“We have a director that’s been in the industry for over 22 years, Ms. Naheed Khan,” Chelisa said. “She has worked throughout the industry, starting as a teacher and moving up to director.”

“Ms. Khan has had experience opening daycares from the ground up,” added Daryl, “taking an organization from a small enrollment to over 120 students or larger.”

The Harrises and Naheed Khan have plenty of space to work with. Ready Set Grow Learning Academy has space on two floors of the armory, with four fully finished rooms measuring roughly 30 feet by 15 feet on the ground floor, a somewhat smaller ground-floor room that is being prepared for infant care and seven good-sized rooms upstairs.

“We are opening with 15 students,” Chelisa said. “We are allowed 45 children on each floor, so we have a capacity of 90 children.”

A focus on academics

Class structure is designed according to state specifications for teacher-to-student ratio.

“Staffing is one teacher per five students,” Chelisa said. “We have 2 ½ to 3-year-olds so far. And we do have a couple of after-schoolers, a 9-year-old and a 5-year-old. We also have one family of a 3-year-old during the day, and her sister comes in after school.
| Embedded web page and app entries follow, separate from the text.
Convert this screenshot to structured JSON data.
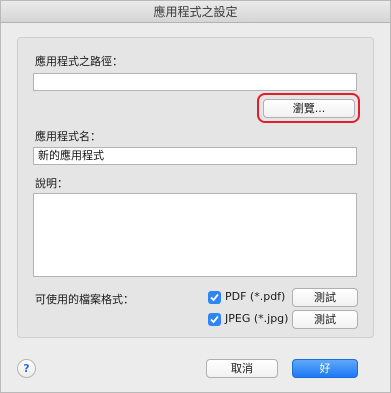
{
  "window": {
    "title": "應用程式之設定"
  },
  "path": {
    "label": "應用程式之路徑：",
    "value": "",
    "browse_label": "瀏覽..."
  },
  "app_name": {
    "label": "應用程式名：",
    "value": "新的應用程式"
  },
  "description": {
    "label": "說明：",
    "value": ""
  },
  "formats": {
    "label": "可使用的檔案格式：",
    "items": [
      {
        "label": "PDF (*.pdf)",
        "checked": true,
        "test_label": "測試"
      },
      {
        "label": "JPEG (*.jpg)",
        "checked": true,
        "test_label": "測試"
      }
    ]
  },
  "footer": {
    "help_label": "?",
    "cancel_label": "取消",
    "ok_label": "好"
  },
  "colors": {
    "accent": "#2e86f5",
    "highlight": "#e01f2a"
  }
}
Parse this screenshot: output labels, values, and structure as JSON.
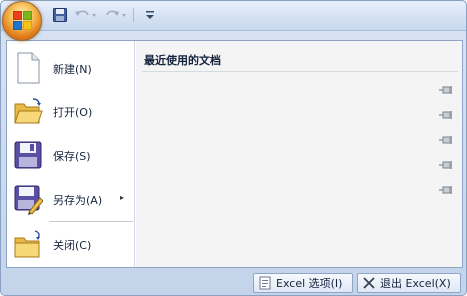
{
  "app": {
    "office_button_icon": "office-logo-icon"
  },
  "quick_access": {
    "save_icon": "save-icon",
    "undo_icon": "undo-icon",
    "redo_icon": "redo-icon",
    "customize_icon": "customize-dropdown-icon"
  },
  "menu": {
    "items": [
      {
        "label": "新建(N)",
        "icon": "new-document-icon"
      },
      {
        "label": "打开(O)",
        "icon": "open-folder-icon"
      },
      {
        "label": "保存(S)",
        "icon": "save-disk-icon"
      },
      {
        "label": "另存为(A)",
        "icon": "save-as-icon",
        "submenu_arrow": "▸"
      },
      {
        "label": "关闭(C)",
        "icon": "close-folder-icon"
      }
    ]
  },
  "recent": {
    "title": "最近使用的文档",
    "pin_icon": "pin-icon",
    "pin_count": 5
  },
  "bottom": {
    "options_label": "Excel 选项(I)",
    "exit_label": "退出 Excel(X)"
  },
  "colors": {
    "frame": "#c3d4ea",
    "border": "#8fa5c6",
    "recent_pane": "#f4f4f4"
  }
}
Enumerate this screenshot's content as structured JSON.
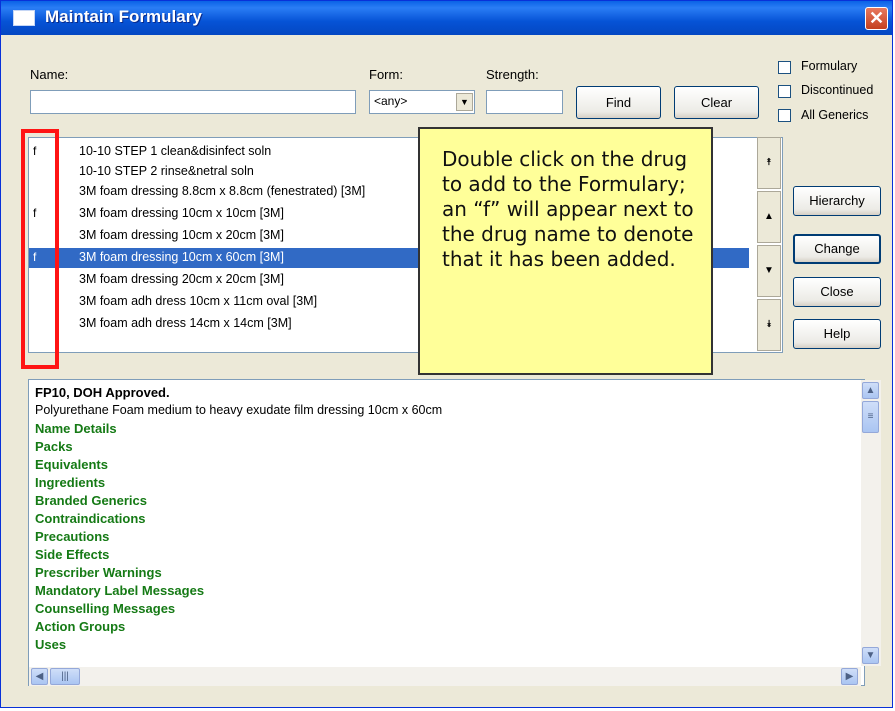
{
  "window": {
    "title": "Maintain Formulary",
    "close_glyph": "✕"
  },
  "search": {
    "name_label": "Name:",
    "name_value": "",
    "form_label": "Form:",
    "form_value": "<any>",
    "strength_label": "Strength:",
    "strength_value": "",
    "find_label": "Find",
    "clear_label": "Clear"
  },
  "filters": [
    {
      "label": "Formulary",
      "checked": false
    },
    {
      "label": "Discontinued",
      "checked": false
    },
    {
      "label": "All Generics",
      "checked": false
    }
  ],
  "side_buttons": {
    "hierarchy": "Hierarchy",
    "change": "Change",
    "close": "Close",
    "help": "Help"
  },
  "drug_list": [
    {
      "flag": "f",
      "name": "10-10 STEP 1 clean&disinfect soln",
      "selected": false
    },
    {
      "flag": "",
      "name": "10-10 STEP 2 rinse&netral soln",
      "selected": false
    },
    {
      "flag": "",
      "name": "3M foam dressing 8.8cm x 8.8cm (fenestrated) [3M]",
      "selected": false
    },
    {
      "flag": "f",
      "name": "3M foam dressing 10cm x 10cm [3M]",
      "selected": false
    },
    {
      "flag": "",
      "name": "3M foam dressing 10cm x 20cm [3M]",
      "selected": false
    },
    {
      "flag": "f",
      "name": "3M foam dressing 10cm x 60cm [3M]",
      "selected": true
    },
    {
      "flag": "",
      "name": "3M foam dressing 20cm x 20cm [3M]",
      "selected": false
    },
    {
      "flag": "",
      "name": "3M foam adh dress 10cm x 11cm oval [3M]",
      "selected": false
    },
    {
      "flag": "",
      "name": "3M foam adh dress 14cm x 14cm [3M]",
      "selected": false
    }
  ],
  "callout": {
    "text": "Double click on the drug to add to the Formulary; an “f” will appear next to the drug name to denote that it has been added."
  },
  "details": {
    "header": "FP10, DOH Approved.",
    "description": "Polyurethane Foam medium to heavy exudate film dressing 10cm x 60cm",
    "links": [
      "Name Details",
      "Packs",
      "Equivalents",
      "Ingredients",
      "Branded Generics",
      "Contraindications",
      "Precautions",
      "Side Effects",
      "Prescriber Warnings",
      "Mandatory Label Messages",
      "Counselling Messages",
      "Action Groups",
      "Uses"
    ]
  },
  "colors": {
    "titlebar": "#0653d6",
    "selection": "#316ac5",
    "highlight": "#ff1414",
    "link": "#157a15",
    "callout": "#ffff99"
  }
}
We have a sibling discount.”

Even for the youngest children, curriculum is of primary concern to the Harrises.

“As they journey into kindergarten,” Chelisa said, “we’ll be teaching what’s called the STREAM system, which stands for science, technology, reading, engineering, arts and math.”

”In the day-care industry, there are several different types of strategic approaches to preparing a curriculum,” Daryl said, “and the one that we are investing in, to help us build a five-star program, was Teaching Strategies.”

The well-known program will be adapted by the Harrises and their director, Darryl said, “so we become a niche organization that has the capacity to address concerns from a broad perspective, as well as narrowly fine-tuning it to the individual needs of specific students.”

Incorporating more than one language into the curriculum is also part of the vision.

“There is a heavy population of Hispanic children in this area,” Daryl said. “It would be negligent of us not to address that, so we’re looking at a program that includes Spanish, and we’d like to teach other languages as well.”

Support from the Village of Freeport has been greatly appreciated by the Harrises, who have joined the Freeport Chamber of Commerce. Standing in one of the classrooms beside large windows that cast rectangles of sunlight onto brightly colored carpet, Chelisa said, “We love the light, and the children love the light too. … The Village of Freeport owns the building; they refurbished the building.”

The phrase “ready, set, grow” appears in many child-centered business titles, but the Harrises added a distinguishing phrase to their title.

“We call it Ready Set Grow Learning Academy,” said Daryl, “to signal the public that we are not just a babysitting operation, but we want to be of interest from the academic perspective as well.”

Accommodating older children is also part of the plan. “We will assist students with their homework, and we have different things for them to participate in,” said Chelisa. “We have our game area, we have our arts and crafts, we have a reading area, and we have a technology area that they can spend time in as well.”

The academy is open 12 hours per day, starting at 6:30 a.m. The website is